Doctor vs. Podcaster
A friend of mine had an appointment with a doctor last week and was telling me about the experience ...
"She wasn't listening to me," she told me. "So I just stopped talking."
Unfortunately, this is a very common situation. How common?
A study published in the Journal of General Internal Medicine evaluating how doctors interact with patients found that, on average, doctors only spend 11 seconds listening to a patient before interrupting. In fact, many doctors don't even ask patients why they came to the office that day.
Unfortunately, I hear a lot of podcasts that have a similar issue – with both guests and hosts.
- Inexperience and lack of communication skills – they simply don't know better (or are nervous)
- The "guilty party" isn't wearing headphones during a remote interview and isn't able to hear other people
- Hosts don't trust their ability to control an interview and guests don't trust their ability to get their messages out
Regardless, somebody doesn't "feel heard" on a podcast, that person stops talking. And experienced guests will stop talking when the host starts talking, because experienced guests allow a host to be in control.
Whatever the reason, if you want a great podcast, as a host, you need to let guests talk.
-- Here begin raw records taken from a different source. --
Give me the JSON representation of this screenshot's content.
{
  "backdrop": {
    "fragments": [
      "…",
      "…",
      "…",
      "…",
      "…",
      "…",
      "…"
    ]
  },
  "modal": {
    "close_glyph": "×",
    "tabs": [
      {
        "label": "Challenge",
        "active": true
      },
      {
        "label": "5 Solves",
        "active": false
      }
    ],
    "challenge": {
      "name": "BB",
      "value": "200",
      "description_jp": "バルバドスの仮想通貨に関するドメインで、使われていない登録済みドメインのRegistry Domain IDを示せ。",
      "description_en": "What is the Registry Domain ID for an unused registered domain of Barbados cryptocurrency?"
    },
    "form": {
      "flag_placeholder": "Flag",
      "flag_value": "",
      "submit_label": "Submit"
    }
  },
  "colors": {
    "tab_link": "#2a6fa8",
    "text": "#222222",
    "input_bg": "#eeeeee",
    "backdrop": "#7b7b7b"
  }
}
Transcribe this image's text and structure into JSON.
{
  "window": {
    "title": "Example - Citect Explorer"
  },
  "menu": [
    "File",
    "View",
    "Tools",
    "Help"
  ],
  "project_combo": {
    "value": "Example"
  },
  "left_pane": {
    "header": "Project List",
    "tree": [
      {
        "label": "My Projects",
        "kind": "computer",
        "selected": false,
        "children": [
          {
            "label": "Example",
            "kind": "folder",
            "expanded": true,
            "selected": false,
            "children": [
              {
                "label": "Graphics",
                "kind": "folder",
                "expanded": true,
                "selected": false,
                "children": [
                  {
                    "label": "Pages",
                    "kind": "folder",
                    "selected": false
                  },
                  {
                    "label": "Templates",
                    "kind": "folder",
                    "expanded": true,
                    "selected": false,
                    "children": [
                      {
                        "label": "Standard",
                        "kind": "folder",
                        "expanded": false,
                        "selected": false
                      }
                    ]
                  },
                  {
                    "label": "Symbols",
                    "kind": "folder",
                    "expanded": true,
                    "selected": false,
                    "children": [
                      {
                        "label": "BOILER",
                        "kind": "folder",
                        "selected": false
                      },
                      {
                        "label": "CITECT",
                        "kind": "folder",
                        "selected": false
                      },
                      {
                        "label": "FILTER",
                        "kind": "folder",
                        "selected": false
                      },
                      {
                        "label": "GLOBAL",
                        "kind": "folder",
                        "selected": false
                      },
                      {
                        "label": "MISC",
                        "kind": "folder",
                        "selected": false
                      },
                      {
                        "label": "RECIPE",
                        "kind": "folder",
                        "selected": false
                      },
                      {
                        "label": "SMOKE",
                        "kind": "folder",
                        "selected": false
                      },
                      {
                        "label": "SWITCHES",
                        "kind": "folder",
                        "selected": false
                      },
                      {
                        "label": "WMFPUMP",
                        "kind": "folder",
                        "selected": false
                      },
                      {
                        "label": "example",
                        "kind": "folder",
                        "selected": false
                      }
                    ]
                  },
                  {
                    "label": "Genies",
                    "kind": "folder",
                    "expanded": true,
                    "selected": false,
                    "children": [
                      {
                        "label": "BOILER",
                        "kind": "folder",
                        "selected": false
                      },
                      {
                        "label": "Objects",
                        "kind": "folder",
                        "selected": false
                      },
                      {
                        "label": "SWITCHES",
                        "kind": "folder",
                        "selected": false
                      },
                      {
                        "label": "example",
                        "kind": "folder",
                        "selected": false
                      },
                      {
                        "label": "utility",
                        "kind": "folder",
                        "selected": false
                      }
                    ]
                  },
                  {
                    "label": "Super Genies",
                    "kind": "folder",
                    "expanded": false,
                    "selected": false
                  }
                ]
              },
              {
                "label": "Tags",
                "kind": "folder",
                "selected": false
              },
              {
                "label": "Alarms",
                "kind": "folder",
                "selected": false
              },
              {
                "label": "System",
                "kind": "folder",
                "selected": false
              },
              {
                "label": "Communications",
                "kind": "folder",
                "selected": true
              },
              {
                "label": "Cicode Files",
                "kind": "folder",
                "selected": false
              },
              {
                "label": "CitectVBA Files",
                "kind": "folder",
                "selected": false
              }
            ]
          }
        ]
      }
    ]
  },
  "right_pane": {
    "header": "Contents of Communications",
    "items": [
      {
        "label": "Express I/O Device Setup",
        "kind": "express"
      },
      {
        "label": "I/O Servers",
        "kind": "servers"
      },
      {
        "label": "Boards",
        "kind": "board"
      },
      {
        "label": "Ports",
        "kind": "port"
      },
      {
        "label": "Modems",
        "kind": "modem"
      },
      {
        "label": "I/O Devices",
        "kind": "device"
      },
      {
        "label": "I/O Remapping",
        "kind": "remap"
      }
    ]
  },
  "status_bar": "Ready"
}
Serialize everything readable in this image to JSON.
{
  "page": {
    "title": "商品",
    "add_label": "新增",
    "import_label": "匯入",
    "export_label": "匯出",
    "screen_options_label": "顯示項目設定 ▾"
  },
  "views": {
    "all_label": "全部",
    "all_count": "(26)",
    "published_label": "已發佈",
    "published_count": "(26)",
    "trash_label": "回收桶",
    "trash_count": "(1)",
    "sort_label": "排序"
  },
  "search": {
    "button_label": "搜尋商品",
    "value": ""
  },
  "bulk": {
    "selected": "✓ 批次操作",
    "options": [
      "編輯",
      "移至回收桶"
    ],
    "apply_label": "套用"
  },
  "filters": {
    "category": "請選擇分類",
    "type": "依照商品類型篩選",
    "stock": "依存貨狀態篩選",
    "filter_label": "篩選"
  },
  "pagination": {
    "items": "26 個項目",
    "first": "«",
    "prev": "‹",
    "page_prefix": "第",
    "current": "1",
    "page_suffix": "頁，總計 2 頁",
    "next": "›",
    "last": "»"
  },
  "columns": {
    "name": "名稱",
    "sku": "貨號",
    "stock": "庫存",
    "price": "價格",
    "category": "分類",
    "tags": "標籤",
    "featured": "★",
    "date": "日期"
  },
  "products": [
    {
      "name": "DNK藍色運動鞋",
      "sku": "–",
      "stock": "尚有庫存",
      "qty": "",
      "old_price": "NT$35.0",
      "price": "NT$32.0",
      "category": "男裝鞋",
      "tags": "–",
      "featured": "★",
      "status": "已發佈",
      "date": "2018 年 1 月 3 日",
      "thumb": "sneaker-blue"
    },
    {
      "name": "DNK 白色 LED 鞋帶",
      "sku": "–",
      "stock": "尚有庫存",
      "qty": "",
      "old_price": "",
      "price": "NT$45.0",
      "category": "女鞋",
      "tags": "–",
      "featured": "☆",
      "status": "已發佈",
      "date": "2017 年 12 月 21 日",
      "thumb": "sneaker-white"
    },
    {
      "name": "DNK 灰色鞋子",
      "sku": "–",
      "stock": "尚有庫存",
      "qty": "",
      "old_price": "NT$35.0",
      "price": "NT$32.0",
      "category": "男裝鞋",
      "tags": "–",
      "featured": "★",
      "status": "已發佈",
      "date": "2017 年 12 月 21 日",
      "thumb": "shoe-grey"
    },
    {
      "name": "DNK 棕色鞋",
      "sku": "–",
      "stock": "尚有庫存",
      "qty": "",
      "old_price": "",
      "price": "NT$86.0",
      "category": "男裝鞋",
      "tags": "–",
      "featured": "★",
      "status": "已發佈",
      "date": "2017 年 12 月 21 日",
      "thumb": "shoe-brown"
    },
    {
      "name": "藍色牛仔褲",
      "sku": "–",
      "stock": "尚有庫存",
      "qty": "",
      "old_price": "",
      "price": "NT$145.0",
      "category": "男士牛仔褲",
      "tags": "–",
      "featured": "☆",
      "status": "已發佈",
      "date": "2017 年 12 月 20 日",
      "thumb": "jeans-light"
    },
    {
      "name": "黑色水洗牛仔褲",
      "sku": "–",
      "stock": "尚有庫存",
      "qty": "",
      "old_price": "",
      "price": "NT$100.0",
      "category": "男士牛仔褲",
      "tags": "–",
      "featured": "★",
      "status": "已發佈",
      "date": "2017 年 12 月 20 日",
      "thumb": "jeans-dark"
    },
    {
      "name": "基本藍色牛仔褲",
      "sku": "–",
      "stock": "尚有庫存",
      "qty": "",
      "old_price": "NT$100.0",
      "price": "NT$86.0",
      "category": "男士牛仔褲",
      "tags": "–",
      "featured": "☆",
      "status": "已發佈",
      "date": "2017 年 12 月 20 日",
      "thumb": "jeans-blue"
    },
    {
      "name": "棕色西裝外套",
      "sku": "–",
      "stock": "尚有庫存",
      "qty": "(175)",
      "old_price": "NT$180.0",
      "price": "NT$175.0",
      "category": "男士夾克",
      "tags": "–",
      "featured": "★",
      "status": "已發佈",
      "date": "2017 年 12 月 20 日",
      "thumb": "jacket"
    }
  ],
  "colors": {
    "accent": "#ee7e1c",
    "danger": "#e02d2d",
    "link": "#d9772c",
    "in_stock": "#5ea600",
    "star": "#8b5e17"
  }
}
With this said, there are times when you need to talk. One of those times is when you're promoting your podcast ... More on that in this issue of Big Podcast Insider.